Record set:
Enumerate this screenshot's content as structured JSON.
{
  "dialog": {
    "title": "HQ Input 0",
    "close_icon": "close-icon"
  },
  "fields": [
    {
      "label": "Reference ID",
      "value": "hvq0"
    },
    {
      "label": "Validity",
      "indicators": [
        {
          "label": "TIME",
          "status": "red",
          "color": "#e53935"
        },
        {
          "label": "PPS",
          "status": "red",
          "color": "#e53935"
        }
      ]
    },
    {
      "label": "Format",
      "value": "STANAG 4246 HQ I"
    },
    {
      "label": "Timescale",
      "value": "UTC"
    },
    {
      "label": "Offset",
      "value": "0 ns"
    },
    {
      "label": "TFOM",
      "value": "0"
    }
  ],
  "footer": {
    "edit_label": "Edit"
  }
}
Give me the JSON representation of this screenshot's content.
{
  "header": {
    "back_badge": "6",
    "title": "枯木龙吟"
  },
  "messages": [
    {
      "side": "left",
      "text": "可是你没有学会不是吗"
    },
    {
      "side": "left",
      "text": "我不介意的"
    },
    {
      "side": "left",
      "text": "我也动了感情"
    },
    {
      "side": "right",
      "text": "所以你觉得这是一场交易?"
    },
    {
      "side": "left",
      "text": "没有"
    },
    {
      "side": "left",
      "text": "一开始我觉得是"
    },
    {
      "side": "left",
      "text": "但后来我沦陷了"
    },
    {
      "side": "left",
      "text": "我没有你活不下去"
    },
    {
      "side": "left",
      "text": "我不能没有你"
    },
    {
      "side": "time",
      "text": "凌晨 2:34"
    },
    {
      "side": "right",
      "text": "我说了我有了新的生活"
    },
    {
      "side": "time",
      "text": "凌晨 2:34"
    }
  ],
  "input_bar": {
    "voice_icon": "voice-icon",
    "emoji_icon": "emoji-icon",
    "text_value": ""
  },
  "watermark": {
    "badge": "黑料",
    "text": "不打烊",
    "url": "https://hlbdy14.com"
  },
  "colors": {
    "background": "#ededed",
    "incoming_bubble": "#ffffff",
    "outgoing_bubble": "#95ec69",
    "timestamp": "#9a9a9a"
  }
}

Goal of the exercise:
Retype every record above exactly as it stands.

Finished exercise:
Enumerate this screenshot's content as structured JSON.
{
  "dialog": {
    "title": "HQ Input 0",
    "close_icon": "close-icon"
  },
  "fields": [
    {
      "label": "Reference ID",
      "value": "hvq0"
    },
    {
      "label": "Validity",
      "indicators": [
        {
          "label": "TIME",
          "status": "red",
          "color": "#e53935"
        },
        {
          "label": "PPS",
          "status": "red",
          "color": "#e53935"
        }
      ]
    },
    {
      "label": "Format",
      "value": "STANAG 4246 HQ I"
    },
    {
      "label": "Timescale",
      "value": "UTC"
    },
    {
      "label": "Offset",
      "value": "0 ns"
    },
    {
      "label": "TFOM",
      "value": "0"
    }
  ],
  "footer": {
    "edit_label": "Edit"
  }
}
Give me the JSON representation of this screenshot's content.
{
  "header": {
    "back_badge": "6",
    "title": "枯木龙吟"
  },
  "messages": [
    {
      "side": "left",
      "text": "可是你没有学会不是吗"
    },
    {
      "side": "left",
      "text": "我不介意的"
    },
    {
      "side": "left",
      "text": "我也动了感情"
    },
    {
      "side": "right",
      "text": "所以你觉得这是一场交易?"
    },
    {
      "side": "left",
      "text": "没有"
    },
    {
      "side": "left",
      "text": "一开始我觉得是"
    },
    {
      "side": "left",
      "text": "但后来我沦陷了"
    },
    {
      "side": "left",
      "text": "我没有你活不下去"
    },
    {
      "side": "left",
      "text": "我不能没有你"
    },
    {
      "side": "time",
      "text": "凌晨 2:34"
    },
    {
      "side": "right",
      "text": "我说了我有了新的生活"
    },
    {
      "side": "time",
      "text": "凌晨 2:34"
    }
  ],
  "input_bar": {
    "voice_icon": "voice-icon",
    "emoji_icon": "emoji-icon",
    "text_value": ""
  },
  "watermark": {
    "badge": "黑料",
    "text": "不打烊",
    "url": "https://hlbdy14.com"
  },
  "colors": {
    "background": "#ededed",
    "incoming_bubble": "#ffffff",
    "outgoing_bubble": "#95ec69",
    "timestamp": "#9a9a9a"
  }
}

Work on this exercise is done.